**Exercise**:
Line by line, copy the listing below exactly.

:: Records provided ::

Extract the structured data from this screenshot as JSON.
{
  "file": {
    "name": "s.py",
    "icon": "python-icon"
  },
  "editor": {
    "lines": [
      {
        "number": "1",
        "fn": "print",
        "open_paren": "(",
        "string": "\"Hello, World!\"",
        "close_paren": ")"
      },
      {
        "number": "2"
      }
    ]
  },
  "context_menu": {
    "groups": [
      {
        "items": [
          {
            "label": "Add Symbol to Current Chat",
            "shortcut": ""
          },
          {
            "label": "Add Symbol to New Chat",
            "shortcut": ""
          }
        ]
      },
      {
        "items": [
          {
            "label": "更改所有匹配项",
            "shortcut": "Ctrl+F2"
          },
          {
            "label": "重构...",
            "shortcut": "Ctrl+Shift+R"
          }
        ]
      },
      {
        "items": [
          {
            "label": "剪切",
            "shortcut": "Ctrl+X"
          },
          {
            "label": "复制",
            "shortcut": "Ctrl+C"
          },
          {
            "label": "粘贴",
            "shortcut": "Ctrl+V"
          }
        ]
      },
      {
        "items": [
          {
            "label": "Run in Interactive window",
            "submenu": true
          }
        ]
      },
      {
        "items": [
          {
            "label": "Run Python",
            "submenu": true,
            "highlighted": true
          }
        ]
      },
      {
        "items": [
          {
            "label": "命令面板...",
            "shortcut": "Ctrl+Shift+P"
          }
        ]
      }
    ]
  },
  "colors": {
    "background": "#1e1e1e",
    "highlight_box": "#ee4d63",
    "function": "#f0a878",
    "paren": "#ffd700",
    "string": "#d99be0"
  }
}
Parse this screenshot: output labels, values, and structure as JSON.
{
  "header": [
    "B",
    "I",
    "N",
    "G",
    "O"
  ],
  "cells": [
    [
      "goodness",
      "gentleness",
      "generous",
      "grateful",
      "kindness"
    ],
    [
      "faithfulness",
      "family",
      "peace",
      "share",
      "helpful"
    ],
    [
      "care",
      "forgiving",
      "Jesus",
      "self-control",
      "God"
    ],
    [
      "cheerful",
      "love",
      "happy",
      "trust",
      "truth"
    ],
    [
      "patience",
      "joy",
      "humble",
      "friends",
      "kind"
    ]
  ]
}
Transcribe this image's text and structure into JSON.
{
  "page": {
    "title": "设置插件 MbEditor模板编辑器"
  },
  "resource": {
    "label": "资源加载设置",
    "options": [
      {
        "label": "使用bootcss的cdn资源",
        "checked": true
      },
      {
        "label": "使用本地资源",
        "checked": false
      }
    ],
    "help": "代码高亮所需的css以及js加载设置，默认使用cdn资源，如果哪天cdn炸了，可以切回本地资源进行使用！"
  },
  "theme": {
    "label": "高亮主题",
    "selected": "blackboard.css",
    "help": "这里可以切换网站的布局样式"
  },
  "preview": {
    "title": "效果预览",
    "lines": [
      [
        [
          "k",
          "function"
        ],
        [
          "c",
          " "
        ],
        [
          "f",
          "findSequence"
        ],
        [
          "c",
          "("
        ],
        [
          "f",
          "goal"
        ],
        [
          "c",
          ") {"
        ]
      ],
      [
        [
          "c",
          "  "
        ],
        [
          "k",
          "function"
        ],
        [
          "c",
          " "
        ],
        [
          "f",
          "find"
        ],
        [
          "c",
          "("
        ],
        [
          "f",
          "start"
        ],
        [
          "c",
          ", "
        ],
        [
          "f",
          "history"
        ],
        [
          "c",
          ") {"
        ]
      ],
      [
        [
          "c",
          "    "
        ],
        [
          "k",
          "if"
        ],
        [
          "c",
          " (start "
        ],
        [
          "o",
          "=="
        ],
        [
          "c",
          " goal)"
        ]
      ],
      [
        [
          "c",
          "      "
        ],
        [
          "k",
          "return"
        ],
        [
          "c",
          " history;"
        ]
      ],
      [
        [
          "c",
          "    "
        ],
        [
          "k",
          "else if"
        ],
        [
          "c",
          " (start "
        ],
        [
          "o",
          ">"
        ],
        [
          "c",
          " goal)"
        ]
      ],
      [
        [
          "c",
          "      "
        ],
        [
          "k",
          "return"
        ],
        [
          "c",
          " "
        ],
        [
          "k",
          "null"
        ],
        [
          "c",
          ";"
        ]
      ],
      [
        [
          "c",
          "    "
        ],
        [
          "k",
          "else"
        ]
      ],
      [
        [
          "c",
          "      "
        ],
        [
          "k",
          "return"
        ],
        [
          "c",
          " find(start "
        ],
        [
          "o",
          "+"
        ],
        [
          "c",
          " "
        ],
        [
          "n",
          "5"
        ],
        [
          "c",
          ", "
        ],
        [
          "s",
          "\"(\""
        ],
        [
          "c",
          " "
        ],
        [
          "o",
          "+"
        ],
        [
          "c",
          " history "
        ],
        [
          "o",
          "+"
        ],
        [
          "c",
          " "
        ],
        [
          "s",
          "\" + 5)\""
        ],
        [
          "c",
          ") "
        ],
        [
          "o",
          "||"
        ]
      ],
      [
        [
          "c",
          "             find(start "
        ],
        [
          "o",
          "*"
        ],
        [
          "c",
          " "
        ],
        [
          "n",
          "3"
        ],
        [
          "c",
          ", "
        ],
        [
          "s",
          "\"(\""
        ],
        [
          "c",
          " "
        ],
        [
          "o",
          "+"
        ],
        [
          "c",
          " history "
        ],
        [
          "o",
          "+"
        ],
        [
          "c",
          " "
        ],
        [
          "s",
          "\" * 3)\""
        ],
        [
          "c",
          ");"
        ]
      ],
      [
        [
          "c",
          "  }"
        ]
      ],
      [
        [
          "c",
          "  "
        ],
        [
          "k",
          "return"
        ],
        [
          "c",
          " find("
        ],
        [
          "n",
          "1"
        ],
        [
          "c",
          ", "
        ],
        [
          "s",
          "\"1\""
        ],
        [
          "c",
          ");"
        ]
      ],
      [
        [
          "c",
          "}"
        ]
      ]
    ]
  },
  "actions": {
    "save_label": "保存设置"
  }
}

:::

**Response area**:
Extract the structured data from this screenshot as JSON.
{
  "file": {
    "name": "s.py",
    "icon": "python-icon"
  },
  "editor": {
    "lines": [
      {
        "number": "1",
        "fn": "print",
        "open_paren": "(",
        "string": "\"Hello, World!\"",
        "close_paren": ")"
      },
      {
        "number": "2"
      }
    ]
  },
  "context_menu": {
    "groups": [
      {
        "items": [
          {
            "label": "Add Symbol to Current Chat",
            "shortcut": ""
          },
          {
            "label": "Add Symbol to New Chat",
            "shortcut": ""
          }
        ]
      },
      {
        "items": [
          {
            "label": "更改所有匹配项",
            "shortcut": "Ctrl+F2"
          },
          {
            "label": "重构...",
            "shortcut": "Ctrl+Shift+R"
          }
        ]
      },
      {
        "items": [
          {
            "label": "剪切",
            "shortcut": "Ctrl+X"
          },
          {
            "label": "复制",
            "shortcut": "Ctrl+C"
          },
          {
            "label": "粘贴",
            "shortcut": "Ctrl+V"
          }
        ]
      },
      {
        "items": [
          {
            "label": "Run in Interactive window",
            "submenu": true
          }
        ]
      },
      {
        "items": [
          {
            "label": "Run Python",
            "submenu": true,
            "highlighted": true
          }
        ]
      },
      {
        "items": [
          {
            "label": "命令面板...",
            "shortcut": "Ctrl+Shift+P"
          }
        ]
      }
    ]
  },
  "colors": {
    "background": "#1e1e1e",
    "highlight_box": "#ee4d63",
    "function": "#f0a878",
    "paren": "#ffd700",
    "string": "#d99be0"
  }
}
Parse this screenshot: output labels, values, and structure as JSON.
{
  "header": [
    "B",
    "I",
    "N",
    "G",
    "O"
  ],
  "cells": [
    [
      "goodness",
      "gentleness",
      "generous",
      "grateful",
      "kindness"
    ],
    [
      "faithfulness",
      "family",
      "peace",
      "share",
      "helpful"
    ],
    [
      "care",
      "forgiving",
      "Jesus",
      "self-control",
      "God"
    ],
    [
      "cheerful",
      "love",
      "happy",
      "trust",
      "truth"
    ],
    [
      "patience",
      "joy",
      "humble",
      "friends",
      "kind"
    ]
  ]
}
Transcribe this image's text and structure into JSON.
{
  "page": {
    "title": "设置插件 MbEditor模板编辑器"
  },
  "resource": {
    "label": "资源加载设置",
    "options": [
      {
        "label": "使用bootcss的cdn资源",
        "checked": true
      },
      {
        "label": "使用本地资源",
        "checked": false
      }
    ],
    "help": "代码高亮所需的css以及js加载设置，默认使用cdn资源，如果哪天cdn炸了，可以切回本地资源进行使用！"
  },
  "theme": {
    "label": "高亮主题",
    "selected": "blackboard.css",
    "help": "这里可以切换网站的布局样式"
  },
  "preview": {
    "title": "效果预览",
    "lines": [
      [
        [
          "k",
          "function"
        ],
        [
          "c",
          " "
        ],
        [
          "f",
          "findSequence"
        ],
        [
          "c",
          "("
        ],
        [
          "f",
          "goal"
        ],
        [
          "c",
          ") {"
        ]
      ],
      [
        [
          "c",
          "  "
        ],
        [
          "k",
          "function"
        ],
        [
          "c",
          " "
        ],
        [
          "f",
          "find"
        ],
        [
          "c",
          "("
        ],
        [
          "f",
          "start"
        ],
        [
          "c",
          ", "
        ],
        [
          "f",
          "history"
        ],
        [
          "c",
          ") {"
        ]
      ],
      [
        [
          "c",
          "    "
        ],
        [
          "k",
          "if"
        ],
        [
          "c",
          " (start "
        ],
        [
          "o",
          "=="
        ],
        [
          "c",
          " goal)"
        ]
      ],
      [
        [
          "c",
          "      "
        ],
        [
          "k",
          "return"
        ],
        [
          "c",
          " history;"
        ]
      ],
      [
        [
          "c",
          "    "
        ],
        [
          "k",
          "else if"
        ],
        [
          "c",
          " (start "
        ],
        [
          "o",
          ">"
        ],
        [
          "c",
          " goal)"
        ]
      ],
      [
        [
          "c",
          "      "
        ],
        [
          "k",
          "return"
        ],
        [
          "c",
          " "
        ],
        [
          "k",
          "null"
        ],
        [
          "c",
          ";"
        ]
      ],
      [
        [
          "c",
          "    "
        ],
        [
          "k",
          "else"
        ]
      ],
      [
        [
          "c",
          "      "
        ],
        [
          "k",
          "return"
        ],
        [
          "c",
          " find(start "
        ],
        [
          "o",
          "+"
        ],
        [
          "c",
          " "
        ],
        [
          "n",
          "5"
        ],
        [
          "c",
          ", "
        ],
        [
          "s",
          "\"(\""
        ],
        [
          "c",
          " "
        ],
        [
          "o",
          "+"
        ],
        [
          "c",
          " history "
        ],
        [
          "o",
          "+"
        ],
        [
          "c",
          " "
        ],
        [
          "s",
          "\" + 5)\""
        ],
        [
          "c",
          ") "
        ],
        [
          "o",
          "||"
        ]
      ],
      [
        [
          "c",
          "             find(start "
        ],
        [
          "o",
          "*"
        ],
        [
          "c",
          " "
        ],
        [
          "n",
          "3"
        ],
        [
          "c",
          ", "
        ],
        [
          "s",
          "\"(\""
        ],
        [
          "c",
          " "
        ],
        [
          "o",
          "+"
        ],
        [
          "c",
          " history "
        ],
        [
          "o",
          "+"
        ],
        [
          "c",
          " "
        ],
        [
          "s",
          "\" * 3)\""
        ],
        [
          "c",
          ");"
        ]
      ],
      [
        [
          "c",
          "  }"
        ]
      ],
      [
        [
          "c",
          "  "
        ],
        [
          "k",
          "return"
        ],
        [
          "c",
          " find("
        ],
        [
          "n",
          "1"
        ],
        [
          "c",
          ", "
        ],
        [
          "s",
          "\"1\""
        ],
        [
          "c",
          ");"
        ]
      ],
      [
        [
          "c",
          "}"
        ]
      ]
    ]
  },
  "actions": {
    "save_label": "保存设置"
  }
}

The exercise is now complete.